Free Press Journal

Zanjeer: Sniffer dog who saved countless lives during 1993 Mumbai serial blasts


They say, ‘dogs are humans’ best friend’ but we say they are more than that. Holding true to the fact, there has been several incidents when dogs have risked their lives to save ours. The canine named ‘Zanjeer’ who has changed our perception of what we call is ‘brave’. Named after Bollywood action film ‘Zanjeer’ (1973) and fondly called as ‘Ginger’ because of his coat color, he was part of Mumbai Police team and was not just another sniffer dog but the best bomb detector in the squad.

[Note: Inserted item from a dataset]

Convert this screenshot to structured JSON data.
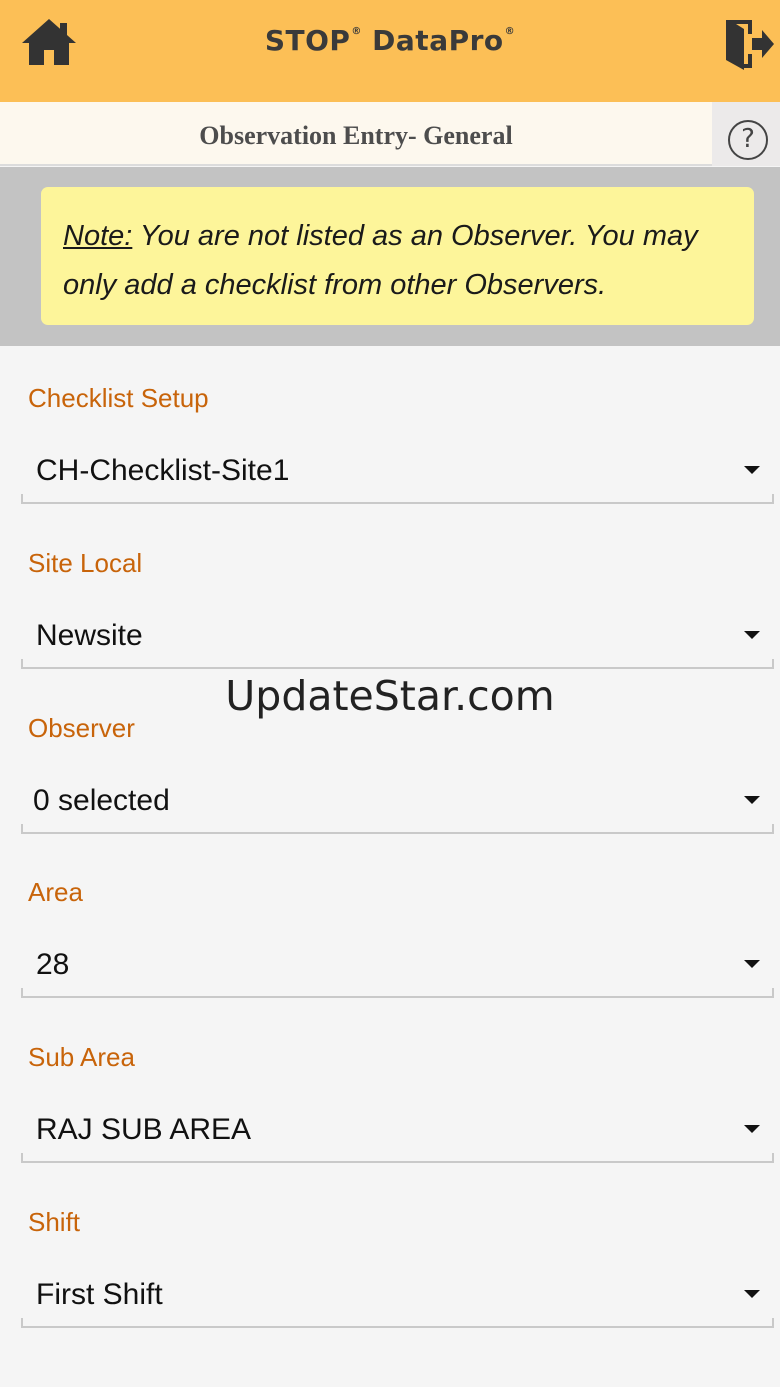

Today we narrate you the brave tale of ‘Zanjeer’, a Labrador Retriever born on January 7, 1992. He was trained at the Dog Training Centre of the Criminal Investigation Department at Shivaji Nagar in Pune. He was barely one-year-old when he started working with the Mumbai Police Bomb Detection and Disposal Squad and was handled by Ganesh Andale and VG Rajput. But his contribution in saving the lives of countless Mumbaikars is something we cannot describe in words. During the serial Mumbai 1993 blast he helped to avert three bombs in Dadar, Thane and Mumbra. The brave canine has detected over 3329 kg of RDX explosives, 11 military bombs, 57 country-made bombs, 175 petrol bombs, 600 detonators, around 6,000 rounds of live ammunition and above 200 hand grenades.

The Mumbai Police Dog Squad became operational on December 9, 1959 but it was only Zanjeer who laid the foundation for sniffer dog squads in states’ police forces across the country. Earlier, there were only three Doberman Pinschers in the squad namely Kumar, Bindo and Rajah. These dogs were used only for tracking and solving criminal cases. But with the rise in terror attacks, sniffer dogs were trained to detect explosives, ammunition and narcotic substances. During the 1993 blast, the Mumbai Police Bomb Detection and Disposal Squad had six sniffers. Today, when many state police forces have Labrador Retrievers or Doberman Pinschers in the squad, Delhi police is training street dogs for recruiting them in the squad.

Unfortunately, at the age of eight, Zanjeer developed bone cancer and succumbed to it in November 2000. He was buried with full state honors with his fellow officers laid floral wreaths on him when he was buried.